I was working in the yard when Jess called me over to see a beetle she’d found. I was a bit reluctant to stop work but she convinced me “c’mon dad, you’ll love it!” She was right. With a quick search this beetle was simple to identify as a Fiddler Beetle.
Fiddler Beetles are native to Australia, they are found all the way up and down the east coast. The first thing you notice about them is their appearance, they are black with a striking pattern of yellow or green markings that look like they have been applied as part of a carefully thought out tribal design. The one Jess found had green markings. Not sure if it was male or female, often in nature the males are more visually striking than the ladies but I couldn’t find any sources that distinguished between the two in appearance. Fiddler beetles live in heathland, eucalypt forest and suburban parks and yards. They lay their eggs in rotting logs or damp soil. After hatching the grubs eat wood until they are ready to emerge as adult beetles in the early summer.
It took 4 years for me to finally work out what my “Unknown Bug” is! Finding the Cotton Harlequin Bug was what lead me to it. I recognized that they look quite similar in structure and shape. This gave me some more terms to search for ( shield bug ) and I finally got a match!
So it’s with belated pride I’d like to introduce to you, the “Gum Tree Shield Bug” otherwise known as a “Stink Bug”!
The bugs that I found appear to be in the nymph stage. The nymphs spend most of their time under the bark while the adults roam about on the outside of the tree and are better camouflaged. The patterns on the nymphs is captivating, it looks like an Aboriginal painting come to life.
Gum Tree Shield Bugs are found all over Australia in open forests or woodlands. They get their Stink Bug label from their ability to secrete a smelly corrosive substance as a defence against predators. Glad I avoided that.

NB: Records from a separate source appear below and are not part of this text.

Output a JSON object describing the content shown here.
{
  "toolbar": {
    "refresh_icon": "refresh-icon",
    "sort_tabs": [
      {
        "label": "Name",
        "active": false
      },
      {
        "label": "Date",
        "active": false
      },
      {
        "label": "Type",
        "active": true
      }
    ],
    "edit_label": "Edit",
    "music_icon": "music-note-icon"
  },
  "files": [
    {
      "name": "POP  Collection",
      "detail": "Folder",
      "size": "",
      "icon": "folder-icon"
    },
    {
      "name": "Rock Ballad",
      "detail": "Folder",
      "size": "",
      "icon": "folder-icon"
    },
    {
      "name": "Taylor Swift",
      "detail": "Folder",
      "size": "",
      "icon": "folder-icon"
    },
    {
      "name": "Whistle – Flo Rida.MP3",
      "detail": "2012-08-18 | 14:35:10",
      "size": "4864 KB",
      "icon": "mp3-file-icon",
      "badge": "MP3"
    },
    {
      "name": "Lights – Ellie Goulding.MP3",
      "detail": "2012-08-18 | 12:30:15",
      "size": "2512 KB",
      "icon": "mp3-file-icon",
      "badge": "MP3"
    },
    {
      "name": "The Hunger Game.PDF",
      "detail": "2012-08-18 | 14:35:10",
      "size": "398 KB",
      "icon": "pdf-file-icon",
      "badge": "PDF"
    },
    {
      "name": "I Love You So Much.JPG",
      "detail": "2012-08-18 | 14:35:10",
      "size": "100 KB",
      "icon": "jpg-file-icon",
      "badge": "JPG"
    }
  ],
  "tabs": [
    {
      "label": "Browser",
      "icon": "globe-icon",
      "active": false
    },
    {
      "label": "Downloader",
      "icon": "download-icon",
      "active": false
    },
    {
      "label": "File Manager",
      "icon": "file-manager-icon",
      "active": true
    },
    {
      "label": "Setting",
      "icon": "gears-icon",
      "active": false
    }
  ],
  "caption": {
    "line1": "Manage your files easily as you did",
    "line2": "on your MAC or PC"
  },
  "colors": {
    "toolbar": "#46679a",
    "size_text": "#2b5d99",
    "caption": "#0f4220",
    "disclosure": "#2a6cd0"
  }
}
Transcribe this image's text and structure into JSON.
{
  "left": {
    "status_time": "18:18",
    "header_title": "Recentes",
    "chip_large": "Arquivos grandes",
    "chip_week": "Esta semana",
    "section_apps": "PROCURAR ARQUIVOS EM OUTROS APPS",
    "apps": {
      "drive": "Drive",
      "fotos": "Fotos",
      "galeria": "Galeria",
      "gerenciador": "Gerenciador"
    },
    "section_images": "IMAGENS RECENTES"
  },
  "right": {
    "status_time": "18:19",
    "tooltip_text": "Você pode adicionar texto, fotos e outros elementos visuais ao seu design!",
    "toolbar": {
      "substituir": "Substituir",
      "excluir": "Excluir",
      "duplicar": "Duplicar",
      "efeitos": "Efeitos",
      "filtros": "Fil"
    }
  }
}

A few weeks ago we visited friends in their new highrise apartment in town. It was an awesome place, typical modern apartments, all fitted out with parking and facilities including a great indoor pool that we had a lot of fun in with the kids. They were on the 30th floor ( I think ) very high up anyway. It was the last place I would have expected to see some interesting wildlife but while Jess and I were out on the balcony scaring ourselves with the hight ( ok, mostly me being scared ) I spotted a strikingly coloured bug crawling on the tiles. I gave it to Jess, we both marveled at it and took some photos. I’ve found it hard to identify bugs in the past and didn’t expect to be able to work out what this one is, but by luck someone had found exactly the same creature and sent in a photo to the North Shore Times where it was identified by the Australian Museum as a “Cotton Harlequin Bug”!
The Cotton Harlequin bug is a true bug in the jewel bug family. They are found Northern and eastern Australia; New Guinea, some Pacific islands and are common in the summer months. They suck sap from hibiscus plants and related species and are also considered a minor pest for cultivated cotton.
The individual we found is a male, their colouring is reported to be quite variable but it seems common for them to be red with striking metallic blue markings as we found. The females are orange with smaller metallic blue markings. I think another case of the males being prettier than the females!
The family spent the long weekend at Wombeyan Caves. They are a group of a few hundred limestone caves set in the Wombeyan Karst Conservation Reserve located about 70Km west of Mittagong.
It’s a remote location, there’s a lot of wildlife in the area, we saw a few different species of kangaroo and a lot of birds.
On of them was the Satin Bowerbird. I noticed one loitering around under the camp table during the day, one of our friends we were with identified it. As usual a new one for me. The one near the table was a male, all black with a brilliant blue sheen. I’d noticed a group of dusky green birds cavorting around in the early morning, it turns out they were the females.
Satin Bower Birds are meant to live all up and down the east coast of Australia from Cooktown in northern Queensland down to near Melbourne in Victoria. I’ve not seen one before, or at least not recognized one.
As with many birds Satin Bowerbirds display strong sexual dimorphism, the males are black with a glossy blue-purple sheen. The females have a dusky olive green head and back with cream and olive green speckles on their necks and chest. Their wings and tail are brown. Both male and female satin bowerbirds have bright lilac-blue eyes.
Bowerbirds have an interesting courting ritual. The male builds a bower which consists of an avenue of sticks and twigs oriented in a north – south direction. He then decorates it charcoal and saliva, at the platforms at each end he places any blue objects that he can collect. In natural environments these can be feathers and berries, nearer to civilization bower ornaments can consist of any number of blue plastics and other man made materials.
Prospective mates are attracted by the males creations, the male will strut about his bower making hissing and chattering noises and offering up some of his blue collections. If the female is impressed enough she’ll proceed into the bower to mate, then leave to make a nest and rear her young on her own.
I used to read a book to the kids called “Bushranger Bill” I’m pretty sure Bill is a Satin Bowerbird